== Task instructions ==
Identify each line in the records below that contains the word "icon", and copy it.

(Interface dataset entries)
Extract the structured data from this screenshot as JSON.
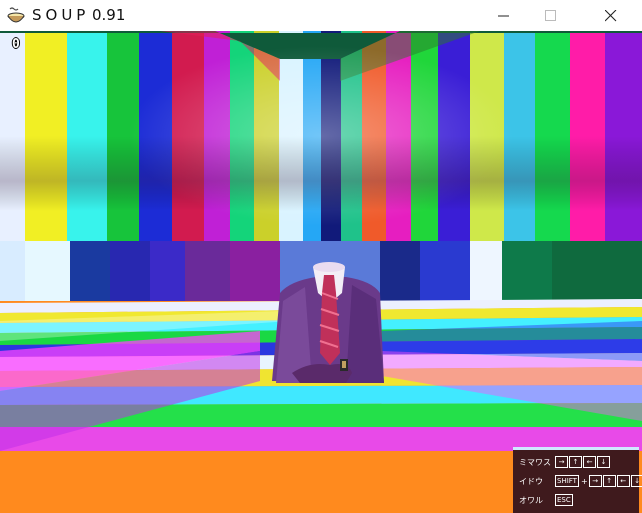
{
  "window": {
    "title": "SOUP",
    "version": "0.91",
    "icon": "soup-bowl-icon",
    "buttons": [
      "minimize-icon",
      "maximize-icon",
      "close-icon"
    ]
  },
  "hud": {
    "score": "0"
  },
  "controls": {
    "rows": [
      {
        "label": "ミマワス",
        "keys": [
          "→",
          "↑",
          "←",
          "↓"
        ]
      },
      {
        "label": "イドウ",
        "modifier": "SHIFT",
        "plus": "+",
        "keys": [
          "→",
          "↑",
          "←",
          "↓"
        ]
      },
      {
        "label": "オワル",
        "keys": [
          "ESC"
        ]
      }
    ]
  },
  "colors": {
    "panel": "#3f1a1d",
    "panel_border": "#cfe8ff"
  }
}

== Result of this task ==
    "icon": "soup-bowl-icon",
      "minimize-icon",
      "maximize-icon",
      "close-icon"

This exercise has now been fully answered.